Assignment: For the material that follows, state the number of lines where "your" occurs, and add nothing.

Task material:
[Start of Attachment]

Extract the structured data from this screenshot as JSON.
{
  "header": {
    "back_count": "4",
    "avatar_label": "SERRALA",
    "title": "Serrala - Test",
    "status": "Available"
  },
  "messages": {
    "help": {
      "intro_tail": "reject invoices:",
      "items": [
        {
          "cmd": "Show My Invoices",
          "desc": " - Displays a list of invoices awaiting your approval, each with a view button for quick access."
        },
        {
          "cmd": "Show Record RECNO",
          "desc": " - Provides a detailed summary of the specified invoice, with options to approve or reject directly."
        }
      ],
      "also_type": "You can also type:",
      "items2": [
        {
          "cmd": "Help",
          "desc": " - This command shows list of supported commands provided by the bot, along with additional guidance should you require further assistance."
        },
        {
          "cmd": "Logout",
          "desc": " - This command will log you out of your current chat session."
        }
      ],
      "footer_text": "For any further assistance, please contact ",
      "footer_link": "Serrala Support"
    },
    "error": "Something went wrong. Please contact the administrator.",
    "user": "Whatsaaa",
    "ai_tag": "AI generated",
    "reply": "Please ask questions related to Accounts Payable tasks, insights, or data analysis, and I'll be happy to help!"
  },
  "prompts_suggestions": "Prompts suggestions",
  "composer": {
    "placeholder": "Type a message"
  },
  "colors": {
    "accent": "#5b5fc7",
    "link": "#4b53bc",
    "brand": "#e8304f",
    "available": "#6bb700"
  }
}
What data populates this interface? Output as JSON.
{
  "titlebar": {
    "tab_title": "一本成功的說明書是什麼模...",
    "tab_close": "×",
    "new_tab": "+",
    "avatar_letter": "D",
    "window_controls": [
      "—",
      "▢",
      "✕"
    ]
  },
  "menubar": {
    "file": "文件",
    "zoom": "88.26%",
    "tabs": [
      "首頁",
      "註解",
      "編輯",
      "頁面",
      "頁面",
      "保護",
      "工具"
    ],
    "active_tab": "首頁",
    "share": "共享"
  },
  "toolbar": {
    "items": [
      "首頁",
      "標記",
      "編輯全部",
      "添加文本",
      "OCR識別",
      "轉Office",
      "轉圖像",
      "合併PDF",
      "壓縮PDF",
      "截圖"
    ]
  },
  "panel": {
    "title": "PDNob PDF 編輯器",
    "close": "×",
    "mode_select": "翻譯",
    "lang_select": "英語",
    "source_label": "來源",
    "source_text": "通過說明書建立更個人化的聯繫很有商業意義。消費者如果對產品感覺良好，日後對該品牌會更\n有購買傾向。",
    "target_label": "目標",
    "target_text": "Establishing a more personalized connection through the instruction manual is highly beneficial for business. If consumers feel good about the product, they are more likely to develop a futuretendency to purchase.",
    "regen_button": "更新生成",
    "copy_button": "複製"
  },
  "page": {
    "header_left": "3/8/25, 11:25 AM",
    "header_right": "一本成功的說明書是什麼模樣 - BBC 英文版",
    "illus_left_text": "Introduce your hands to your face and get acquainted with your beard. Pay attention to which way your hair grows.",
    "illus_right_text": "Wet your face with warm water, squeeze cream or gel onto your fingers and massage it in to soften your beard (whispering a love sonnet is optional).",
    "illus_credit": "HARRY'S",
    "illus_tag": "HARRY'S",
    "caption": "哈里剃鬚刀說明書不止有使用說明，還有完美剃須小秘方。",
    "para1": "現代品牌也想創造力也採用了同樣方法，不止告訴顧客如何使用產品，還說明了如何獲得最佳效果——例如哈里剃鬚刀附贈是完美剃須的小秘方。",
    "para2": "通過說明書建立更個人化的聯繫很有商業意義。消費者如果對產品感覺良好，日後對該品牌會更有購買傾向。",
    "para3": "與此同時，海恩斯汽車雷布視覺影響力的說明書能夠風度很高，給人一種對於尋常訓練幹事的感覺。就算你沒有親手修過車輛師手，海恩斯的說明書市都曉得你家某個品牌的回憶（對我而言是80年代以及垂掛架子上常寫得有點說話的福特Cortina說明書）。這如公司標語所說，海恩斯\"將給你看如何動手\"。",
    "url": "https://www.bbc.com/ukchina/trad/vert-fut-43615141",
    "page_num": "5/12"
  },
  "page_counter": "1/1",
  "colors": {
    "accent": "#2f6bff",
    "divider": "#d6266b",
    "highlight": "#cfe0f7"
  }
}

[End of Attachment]

Expected answer: 4